Because the steering wheel is set low visibility is unimpaired. The clutch action is notably light and the pedals well placed. Incidentally, there is nothing ostentatious about the latest Mercedes-Benz, which derives dignity from its proud three-pointed star instead of drawing attention by garish chromium trim and gimmicks. Beneath the bonnet this theme is carried out, for Daimler-Benz eschew even a polished valve cover, preferring stark efficiency to be the keynote of their 85 x 83.6-mm. o.h.c. engine.

In the short drive from the outskirts of London, where Mercedes-Benz have extensive premises flanking both sides of the Great West Road, to my home in Hampshire I had decided that the 190 is a very remarkable motor car, its performance far greater than study of its imposing dimensions and small engine suggest.

In due course, driving it fast about deserted B-roads in Wiltshire, down to the Sussex coast and about Hampshire country limes, I had no reason to change these first good opinions. This is a big-dimensioned car that contrives to feel compact (its turning-circle endorses this) and one that imparts a great sense of security for its brakes, with turbo-fins on the front drums, kill speed effectively at the expense of harshness when applied to some purpose (probably on account of hard fade-free linings) and are fully in keeping with the facility with which steering and suspension heed the driver's intentions. After 237 miles a light indicated that petrol would soon be needed. The absolute range was 277 miles, which is useful. Fuel consumption worked out at 25 3/4 m.p.g., the 8.7-to-1 compression-ratio not calling for 100-octane petrol. No oil was required in 435 miles, and in that two-day distance nothing went wrong apart front the rubber seal at the base of the gear-lever h wing to be pushed into place, and there was nothing to criticise except a mild rattle front the region of the bonnet on the over-run, no doubt peculiar to this hard-used demonstration car, which was not a specially-prepared Press car.
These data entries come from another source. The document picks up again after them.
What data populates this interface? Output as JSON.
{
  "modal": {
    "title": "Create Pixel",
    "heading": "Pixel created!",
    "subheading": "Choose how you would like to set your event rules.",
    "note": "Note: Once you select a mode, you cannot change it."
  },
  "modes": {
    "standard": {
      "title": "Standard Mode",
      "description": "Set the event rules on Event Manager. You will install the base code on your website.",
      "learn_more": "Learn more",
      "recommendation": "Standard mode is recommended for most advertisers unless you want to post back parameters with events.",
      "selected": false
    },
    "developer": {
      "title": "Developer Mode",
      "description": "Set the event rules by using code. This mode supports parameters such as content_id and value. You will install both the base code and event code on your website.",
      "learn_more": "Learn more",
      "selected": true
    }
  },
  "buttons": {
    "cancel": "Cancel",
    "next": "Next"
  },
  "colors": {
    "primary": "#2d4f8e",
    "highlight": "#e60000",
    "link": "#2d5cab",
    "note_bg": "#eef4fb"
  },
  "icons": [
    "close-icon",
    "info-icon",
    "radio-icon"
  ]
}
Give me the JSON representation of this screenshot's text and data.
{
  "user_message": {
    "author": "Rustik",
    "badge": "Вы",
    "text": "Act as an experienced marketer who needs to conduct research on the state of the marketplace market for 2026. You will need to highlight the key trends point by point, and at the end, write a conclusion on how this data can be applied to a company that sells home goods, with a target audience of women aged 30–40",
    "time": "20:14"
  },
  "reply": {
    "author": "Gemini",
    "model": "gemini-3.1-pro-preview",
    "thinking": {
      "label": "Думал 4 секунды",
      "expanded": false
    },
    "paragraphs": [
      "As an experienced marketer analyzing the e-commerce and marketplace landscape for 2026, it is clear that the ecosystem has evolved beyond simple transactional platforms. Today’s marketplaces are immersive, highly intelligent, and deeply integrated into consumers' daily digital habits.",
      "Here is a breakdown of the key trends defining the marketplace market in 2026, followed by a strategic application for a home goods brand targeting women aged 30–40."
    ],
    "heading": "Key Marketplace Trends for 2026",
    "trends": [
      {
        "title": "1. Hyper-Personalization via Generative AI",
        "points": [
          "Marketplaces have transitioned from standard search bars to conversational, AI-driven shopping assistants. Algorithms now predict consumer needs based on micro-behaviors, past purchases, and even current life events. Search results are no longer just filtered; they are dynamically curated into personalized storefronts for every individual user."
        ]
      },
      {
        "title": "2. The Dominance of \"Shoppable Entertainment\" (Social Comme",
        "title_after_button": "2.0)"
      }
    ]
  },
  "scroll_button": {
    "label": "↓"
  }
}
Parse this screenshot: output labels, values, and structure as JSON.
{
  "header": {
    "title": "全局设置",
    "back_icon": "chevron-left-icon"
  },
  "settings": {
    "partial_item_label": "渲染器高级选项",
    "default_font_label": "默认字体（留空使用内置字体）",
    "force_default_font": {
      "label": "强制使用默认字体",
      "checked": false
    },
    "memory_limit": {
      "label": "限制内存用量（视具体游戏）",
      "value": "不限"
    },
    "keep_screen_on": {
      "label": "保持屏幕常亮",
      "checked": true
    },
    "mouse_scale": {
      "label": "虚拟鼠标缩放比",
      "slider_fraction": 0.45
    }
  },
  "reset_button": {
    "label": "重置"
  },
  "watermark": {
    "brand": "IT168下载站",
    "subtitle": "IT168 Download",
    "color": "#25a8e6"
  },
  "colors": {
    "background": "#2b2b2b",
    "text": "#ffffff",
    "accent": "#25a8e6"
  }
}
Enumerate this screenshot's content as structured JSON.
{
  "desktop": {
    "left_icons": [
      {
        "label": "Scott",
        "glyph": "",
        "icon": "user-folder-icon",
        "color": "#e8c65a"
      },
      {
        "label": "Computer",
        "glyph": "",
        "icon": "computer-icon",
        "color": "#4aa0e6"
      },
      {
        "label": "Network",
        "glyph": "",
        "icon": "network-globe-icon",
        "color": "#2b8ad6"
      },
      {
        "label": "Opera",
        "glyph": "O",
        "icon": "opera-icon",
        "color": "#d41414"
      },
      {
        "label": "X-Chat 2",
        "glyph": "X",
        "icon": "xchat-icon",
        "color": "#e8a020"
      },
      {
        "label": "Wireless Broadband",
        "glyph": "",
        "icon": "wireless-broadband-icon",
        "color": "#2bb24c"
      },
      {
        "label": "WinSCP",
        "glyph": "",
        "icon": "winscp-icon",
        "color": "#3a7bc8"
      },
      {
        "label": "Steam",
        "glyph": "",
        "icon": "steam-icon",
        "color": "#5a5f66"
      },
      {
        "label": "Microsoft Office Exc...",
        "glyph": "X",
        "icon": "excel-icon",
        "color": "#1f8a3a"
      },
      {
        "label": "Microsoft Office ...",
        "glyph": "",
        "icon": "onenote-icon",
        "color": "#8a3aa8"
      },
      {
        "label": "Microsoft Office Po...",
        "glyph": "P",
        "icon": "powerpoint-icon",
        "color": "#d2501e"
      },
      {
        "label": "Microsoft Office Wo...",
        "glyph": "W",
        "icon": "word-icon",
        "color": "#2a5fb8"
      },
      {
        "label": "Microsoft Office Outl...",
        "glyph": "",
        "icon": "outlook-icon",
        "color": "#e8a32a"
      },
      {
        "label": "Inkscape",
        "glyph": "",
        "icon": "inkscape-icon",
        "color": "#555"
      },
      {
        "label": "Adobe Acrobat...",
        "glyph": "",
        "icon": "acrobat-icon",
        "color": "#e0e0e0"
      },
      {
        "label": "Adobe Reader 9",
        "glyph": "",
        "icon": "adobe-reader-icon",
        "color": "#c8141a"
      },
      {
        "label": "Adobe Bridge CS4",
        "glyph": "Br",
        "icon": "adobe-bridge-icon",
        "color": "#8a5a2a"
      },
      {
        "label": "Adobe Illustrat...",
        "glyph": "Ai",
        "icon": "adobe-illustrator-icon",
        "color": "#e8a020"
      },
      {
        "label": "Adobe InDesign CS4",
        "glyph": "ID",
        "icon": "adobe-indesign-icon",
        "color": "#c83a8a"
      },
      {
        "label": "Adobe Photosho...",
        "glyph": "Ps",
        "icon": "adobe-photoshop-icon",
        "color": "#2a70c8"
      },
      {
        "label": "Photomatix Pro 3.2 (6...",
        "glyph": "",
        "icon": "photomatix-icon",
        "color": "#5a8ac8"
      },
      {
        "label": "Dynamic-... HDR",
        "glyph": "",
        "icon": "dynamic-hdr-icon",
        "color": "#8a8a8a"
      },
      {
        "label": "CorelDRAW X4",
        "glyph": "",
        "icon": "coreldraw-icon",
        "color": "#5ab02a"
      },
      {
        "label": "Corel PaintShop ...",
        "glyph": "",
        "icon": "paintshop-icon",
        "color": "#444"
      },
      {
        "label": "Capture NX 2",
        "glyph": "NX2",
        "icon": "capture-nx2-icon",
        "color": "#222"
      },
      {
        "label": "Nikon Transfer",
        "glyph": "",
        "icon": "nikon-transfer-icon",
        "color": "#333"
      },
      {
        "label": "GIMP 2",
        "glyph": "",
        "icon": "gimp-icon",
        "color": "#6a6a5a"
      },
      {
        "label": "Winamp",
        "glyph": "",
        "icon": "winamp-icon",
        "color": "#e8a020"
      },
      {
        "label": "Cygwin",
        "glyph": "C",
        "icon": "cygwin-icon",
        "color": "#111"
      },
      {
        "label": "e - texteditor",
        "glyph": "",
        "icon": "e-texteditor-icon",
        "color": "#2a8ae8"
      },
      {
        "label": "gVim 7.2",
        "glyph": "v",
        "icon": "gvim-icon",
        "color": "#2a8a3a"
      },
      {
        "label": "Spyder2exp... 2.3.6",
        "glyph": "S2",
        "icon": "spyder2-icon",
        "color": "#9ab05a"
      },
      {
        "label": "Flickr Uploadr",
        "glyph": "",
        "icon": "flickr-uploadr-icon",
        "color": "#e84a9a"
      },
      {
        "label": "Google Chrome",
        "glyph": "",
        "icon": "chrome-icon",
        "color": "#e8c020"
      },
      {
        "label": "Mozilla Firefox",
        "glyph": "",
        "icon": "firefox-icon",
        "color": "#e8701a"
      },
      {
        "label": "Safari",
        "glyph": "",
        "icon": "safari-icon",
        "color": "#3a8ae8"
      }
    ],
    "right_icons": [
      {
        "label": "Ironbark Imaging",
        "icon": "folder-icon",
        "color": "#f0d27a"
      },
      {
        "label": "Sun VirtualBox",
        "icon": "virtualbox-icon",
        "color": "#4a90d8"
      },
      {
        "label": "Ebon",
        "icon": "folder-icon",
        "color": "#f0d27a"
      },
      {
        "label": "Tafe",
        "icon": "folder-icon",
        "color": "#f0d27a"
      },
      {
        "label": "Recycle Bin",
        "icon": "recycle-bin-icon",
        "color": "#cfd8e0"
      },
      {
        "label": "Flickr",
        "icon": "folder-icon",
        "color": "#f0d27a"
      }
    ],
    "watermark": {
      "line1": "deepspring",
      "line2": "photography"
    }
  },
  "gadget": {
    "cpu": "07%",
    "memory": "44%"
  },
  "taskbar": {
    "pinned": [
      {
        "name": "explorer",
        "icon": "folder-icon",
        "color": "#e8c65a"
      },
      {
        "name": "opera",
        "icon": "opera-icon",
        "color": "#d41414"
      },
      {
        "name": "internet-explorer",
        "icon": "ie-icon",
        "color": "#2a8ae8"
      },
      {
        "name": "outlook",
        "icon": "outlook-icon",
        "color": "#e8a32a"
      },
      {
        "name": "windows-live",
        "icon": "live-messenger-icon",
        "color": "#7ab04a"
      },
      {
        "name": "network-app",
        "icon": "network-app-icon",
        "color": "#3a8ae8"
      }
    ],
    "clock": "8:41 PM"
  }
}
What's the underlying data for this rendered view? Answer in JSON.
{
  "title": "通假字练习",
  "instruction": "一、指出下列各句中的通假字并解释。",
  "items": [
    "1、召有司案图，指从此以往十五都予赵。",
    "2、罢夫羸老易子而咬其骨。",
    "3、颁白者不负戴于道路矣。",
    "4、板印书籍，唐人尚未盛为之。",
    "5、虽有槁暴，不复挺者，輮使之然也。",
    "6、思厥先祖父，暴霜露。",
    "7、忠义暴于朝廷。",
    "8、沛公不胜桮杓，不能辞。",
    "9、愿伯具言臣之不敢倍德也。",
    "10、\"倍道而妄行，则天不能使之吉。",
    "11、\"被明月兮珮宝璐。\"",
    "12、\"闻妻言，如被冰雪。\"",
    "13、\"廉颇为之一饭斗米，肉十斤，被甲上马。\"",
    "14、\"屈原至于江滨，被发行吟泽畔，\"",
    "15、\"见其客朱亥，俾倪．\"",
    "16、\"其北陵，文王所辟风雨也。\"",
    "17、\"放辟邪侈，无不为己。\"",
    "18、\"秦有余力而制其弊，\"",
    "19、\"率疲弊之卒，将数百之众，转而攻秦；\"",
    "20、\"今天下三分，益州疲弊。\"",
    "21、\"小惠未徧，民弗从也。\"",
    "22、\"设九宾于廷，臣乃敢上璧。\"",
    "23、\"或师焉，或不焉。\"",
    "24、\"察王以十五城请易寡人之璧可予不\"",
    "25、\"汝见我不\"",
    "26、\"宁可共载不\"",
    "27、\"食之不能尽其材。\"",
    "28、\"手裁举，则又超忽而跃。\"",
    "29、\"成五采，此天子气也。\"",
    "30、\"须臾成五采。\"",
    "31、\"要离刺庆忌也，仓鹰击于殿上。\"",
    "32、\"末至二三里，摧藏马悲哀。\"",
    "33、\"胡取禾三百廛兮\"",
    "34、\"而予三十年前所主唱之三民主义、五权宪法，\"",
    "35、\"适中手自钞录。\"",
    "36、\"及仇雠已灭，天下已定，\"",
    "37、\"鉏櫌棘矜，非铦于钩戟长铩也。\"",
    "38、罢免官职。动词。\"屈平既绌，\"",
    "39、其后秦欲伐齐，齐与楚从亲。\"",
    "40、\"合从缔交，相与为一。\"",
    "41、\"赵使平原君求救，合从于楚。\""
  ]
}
Silent, smooth travel among luxury appointments sums up this beautiful motor car. Do not, however, run away with the idea that this is expensive luxury. The Mercedes-Benz I tried is one of the small models of a versatile range; just as Rolls-Royce once made a 20/25-h.p. car to supplement. their 40/50, so the MercedesBenz 190 is an economical version of the more powerful 2.2-litre cars. The 190's basic price is £1,362, making it a commercial traveller's vehicle in its native country. In Britain the Government protects our Motor Industry by adding Import Duty and, all on, you have to pay £1,987 9s. 9d., which isn't expensive by the high standard the car sets. (If you are actually poor. there is the 180, and if the thought of petrol bills worries you, diesel engines are available for both these models.) Anyone who can afford one of these cars is not likely to regard the outlay as in any way wasted. A number of worthwhile extras in keeping with the car's demeanour, such as six fitted suitcases and a steel sliding roof, are available if required. Incidentally, a sensible detail is a plate listing tyre pressures under varying conditions on the back of the rear number-plate, which hinges down to reveal the fuelfiller.

I returned the 190 with genuine reluctance. Mercedes-Benz do not claim to make the Best Car in the World—which would be presumptuous—but, in my opinion, on all-round merit, this description can be fairly applied to the products of present-day Stuttgart.